Train Horns and Quiet Zones
Cities can be noisy. All you need to do to observe this is to go far away from a city. Spend a few quiet minutes in wilderness and you’ll certainly notice sounds, but you’ll also notice the absence of city sounds: garbage trucks, revelers at bars and restaurants, construction, barking dogs, airplanes and cars. Sometimes these are background noises to our lives. In other cases, these are the nuisances keeping us up at night.
One noise I frequently hear complaints about is the sound of train horns. We live in a city with a significant amount of freight train activity and for those of us who live close to rail lines, we get a friendly reminder of this each time a horn is blasted. People often ask me about why do the trains make so much noise and what can be done to silence them.

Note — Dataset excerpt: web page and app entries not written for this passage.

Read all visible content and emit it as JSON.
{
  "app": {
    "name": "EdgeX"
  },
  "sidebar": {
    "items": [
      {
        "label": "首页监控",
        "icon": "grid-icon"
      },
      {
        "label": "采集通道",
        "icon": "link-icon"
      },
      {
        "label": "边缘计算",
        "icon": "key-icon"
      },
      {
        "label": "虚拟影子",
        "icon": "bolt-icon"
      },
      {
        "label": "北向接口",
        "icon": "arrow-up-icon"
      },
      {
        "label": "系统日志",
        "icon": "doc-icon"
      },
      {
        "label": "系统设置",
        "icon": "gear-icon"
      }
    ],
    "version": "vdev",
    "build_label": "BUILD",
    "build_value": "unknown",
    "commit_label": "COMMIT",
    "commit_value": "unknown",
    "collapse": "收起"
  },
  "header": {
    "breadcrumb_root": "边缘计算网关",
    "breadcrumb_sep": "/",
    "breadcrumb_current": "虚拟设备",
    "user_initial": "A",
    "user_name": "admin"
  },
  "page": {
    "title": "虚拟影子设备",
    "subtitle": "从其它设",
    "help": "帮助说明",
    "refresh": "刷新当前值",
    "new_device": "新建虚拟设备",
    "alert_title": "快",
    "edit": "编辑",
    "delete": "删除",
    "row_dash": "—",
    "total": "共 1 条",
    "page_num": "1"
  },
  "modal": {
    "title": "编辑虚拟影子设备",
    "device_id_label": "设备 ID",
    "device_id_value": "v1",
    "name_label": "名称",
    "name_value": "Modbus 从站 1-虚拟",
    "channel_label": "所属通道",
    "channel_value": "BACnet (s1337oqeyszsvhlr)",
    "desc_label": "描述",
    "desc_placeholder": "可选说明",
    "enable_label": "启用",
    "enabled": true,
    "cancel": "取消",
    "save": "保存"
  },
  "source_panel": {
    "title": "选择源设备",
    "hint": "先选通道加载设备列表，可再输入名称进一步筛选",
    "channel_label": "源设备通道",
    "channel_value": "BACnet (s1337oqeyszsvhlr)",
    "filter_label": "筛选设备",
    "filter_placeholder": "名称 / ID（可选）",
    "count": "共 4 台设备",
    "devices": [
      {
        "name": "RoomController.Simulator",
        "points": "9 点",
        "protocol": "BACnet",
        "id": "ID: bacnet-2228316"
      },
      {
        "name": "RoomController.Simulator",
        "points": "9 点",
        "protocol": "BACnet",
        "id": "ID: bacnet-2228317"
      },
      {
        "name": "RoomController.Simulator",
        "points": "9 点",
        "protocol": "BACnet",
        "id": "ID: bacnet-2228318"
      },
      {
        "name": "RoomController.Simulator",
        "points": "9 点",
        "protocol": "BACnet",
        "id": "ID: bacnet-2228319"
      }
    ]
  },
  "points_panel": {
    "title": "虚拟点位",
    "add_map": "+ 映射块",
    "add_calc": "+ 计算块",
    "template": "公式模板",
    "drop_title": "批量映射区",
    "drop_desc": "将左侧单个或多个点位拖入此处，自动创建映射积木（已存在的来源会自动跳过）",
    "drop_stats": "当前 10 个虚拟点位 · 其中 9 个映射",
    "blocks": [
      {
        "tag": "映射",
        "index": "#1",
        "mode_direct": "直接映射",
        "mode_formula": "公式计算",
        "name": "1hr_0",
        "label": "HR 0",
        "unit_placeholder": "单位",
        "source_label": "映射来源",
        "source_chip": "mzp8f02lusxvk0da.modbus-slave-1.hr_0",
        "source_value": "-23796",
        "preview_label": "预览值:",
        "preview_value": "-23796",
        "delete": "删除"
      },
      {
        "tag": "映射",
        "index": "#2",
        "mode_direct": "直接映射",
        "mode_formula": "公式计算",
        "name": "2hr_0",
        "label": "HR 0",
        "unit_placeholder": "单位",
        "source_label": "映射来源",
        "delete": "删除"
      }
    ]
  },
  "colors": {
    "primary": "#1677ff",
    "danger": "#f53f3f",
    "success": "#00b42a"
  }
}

Why are there so many train horns?
Train horn requirements are administered by the U.S Department of Transportation’s Federal Railroad Administration (FRA). In 1994, Congress passed a law that mandated the FRA to issue federal regulations that require train horns to be sounded at every public street-rail grade crossing. The impetus behind this law was that there had been a noticeable increase in train-vehicle collisions in states that banned nighttime train horns.
In 2005, the FRA’s Train Horn Rule went into effect. The rule requires a train engineer to sound a horn at least 15 seconds, and no more than 20 seconds, before reaching a public grade crossing. The horns must follow a pattern of 2 long blasts, 1 short blast, and 1 long blast. The minimum sound level for a horn is 96 decibels and the maximum sound level is 110 decibels.
In a city such as Portland where so much train movement occurs in areas where there are frequent at-grade street crossings, this leads to a lot of train horn noise.
What can be done to silence trains?
There are clear safety benefits to requiring trains to sound their horns at street crossings. There is also a strong desire by those impacted by train noise in Portland and communities across the country to silence the horns. One way that the FRA tries to balance these competing needs is through a process in which communities can apply to establish quiet zones.
A quiet zone is a stretch of tracks – a minimum of ½ mile in length – where railroads are directed to not blow their horns when approaching at-grade street crossings unless in the case of emergency situations. This can extend for 24 hours or just for specified hours such as at night. A quiet zone can only be established when there are other safety measures at the crossings to make up for the silencing of horns. These measures can include specific types of crossing gates, medians that prevent cars from going around gates, closing crossings, and wayside horns positioned at the crossing.
The process for establishing a quiet zone requires working with an alphabet soup of agencies. In Portland’s case, it involves the FRA, ODOT, PBOT, and the affected railroad companies. When the city puts a request in, these agencies then form a diagnostic team that evaluates the risk of collision between trains and vehicles at each crossing, as well as any necessary improvements that need to be made to deem the crossing safe for a quiet zone. After that, it is up to the local jurisdictions to go through the various bureaucratic steps to get federal approval of the quiet zone and to install the required safety equipment.
Silent Zones in Portland
Establishing a quiet zone sounds easy enough, right? The challenge is often twofold. First, it costs money. Installing safety equipment at at-grade crossings can cost anywhere between $30,000 and $1 million per crossing. With transportation budgets stretched thin, finding the necessary funding can be difficult, especially when talking about stretches with numerous crossings.
Second, railroad companies are often resistant to quiet zones. They are concerned that quieting horns increases risks of collisions with vehicles and pedestrians. Working with railroad companies, many of which have corporate headquarters in other cities, is often difficult for local jurisdictions.
Even with these challenges, Portland residents have had some success quieting train horns. A quiet zone has been established in the Pearl District, paid for by a combination of private and public funding. As part of the Portland-Milwaukie Light Rail project there have been safety improvements at crossings at SE 8th, 11th, and 12th avenues. The FRA is expected to designate these crossings as quiet zones in spring 2015.
Quiet zones at a few intersections can be a benefit for those nearby, but they don’t go far enough for those who would like to see all of SE Portland a quiet zone. For something as broad as that to happen, our city would need to hear a different kind of noise. The noise of its citizens.
|The Oregonian: Hear that Lonesome Whistle? No? Good.
|ODOT Train Horn Rules
|FRA Train Horn Rules & Quiet Zones
|FRA Guide to Quiet Zone Establishment Process
By: Bob Kellett
Neighborhood Planning Program Manager
Southeast Uplift Neighborhood Coalition
(503) 232-0010 ext. 314